But owners of the first-gen cars are stuck. Making more power on the stock FA20 is a fraught enterprise, one that often leaves owners chasing vacuum leaks or oil issues until they give up and sell the car. But ZN6 owners in search of more (and more reliable) power have one decidedly unconventional option available to them: Swap in a 13B rotary engine out of an RX-7.


Okay, fine. A rotary swap won’t be any more reliable than a modified FA20, even before you consider all the gremlins that pop up in an engine swap. In fact, a stock 13B’s 252 hp isn’t even that much more than a bone-stock BRZ. No, replacing the flat-four with two spinning Doritos isn’t the most reliable way to make more power — but it may be the most interesting solution.


This BRZ, owned by Jordan from YouTube channel Monster Motoring, will end up as one of the most unconventional ZN6 builds on the internet. Few people have attempted to swap a rotary engine into this chassis — YouTuber Kruddy KaRL claims to be the first — making this a worthy entry into the swapped-BRZ pantheon.


But while the videos on Monster Motoring stand as the official record of the car’s construction, I discovered the build through Veronica Wheels on TikTok. Her videos show the real, unedited world of wrenching — a bunch of folks in a cold garage, hanging out and wiring up clout switches.
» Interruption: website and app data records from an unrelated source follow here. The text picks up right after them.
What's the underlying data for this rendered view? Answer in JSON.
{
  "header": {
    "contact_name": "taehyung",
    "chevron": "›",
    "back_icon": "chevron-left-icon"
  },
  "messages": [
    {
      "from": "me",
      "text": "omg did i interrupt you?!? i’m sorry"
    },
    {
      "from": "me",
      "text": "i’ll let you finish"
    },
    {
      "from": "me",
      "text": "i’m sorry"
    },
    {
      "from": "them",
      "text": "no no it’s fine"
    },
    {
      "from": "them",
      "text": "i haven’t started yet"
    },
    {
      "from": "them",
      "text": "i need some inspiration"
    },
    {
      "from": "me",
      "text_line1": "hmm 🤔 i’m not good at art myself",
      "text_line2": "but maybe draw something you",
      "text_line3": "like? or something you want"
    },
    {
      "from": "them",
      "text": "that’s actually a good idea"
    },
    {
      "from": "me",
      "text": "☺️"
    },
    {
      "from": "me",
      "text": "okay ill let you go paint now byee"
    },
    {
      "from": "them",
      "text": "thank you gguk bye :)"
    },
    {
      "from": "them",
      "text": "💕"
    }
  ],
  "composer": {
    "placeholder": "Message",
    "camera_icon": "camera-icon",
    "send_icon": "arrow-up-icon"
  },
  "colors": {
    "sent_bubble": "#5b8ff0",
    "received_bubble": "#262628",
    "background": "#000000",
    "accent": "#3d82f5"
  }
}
The vibes are, as the kids would say, immaculate.


The car is still a work in progress, but Jordan plans to have it ready for next summer’s track season — tuned, vinyl-wrapped, and wearing shiny new wheels. I, for one, will be keenly watching.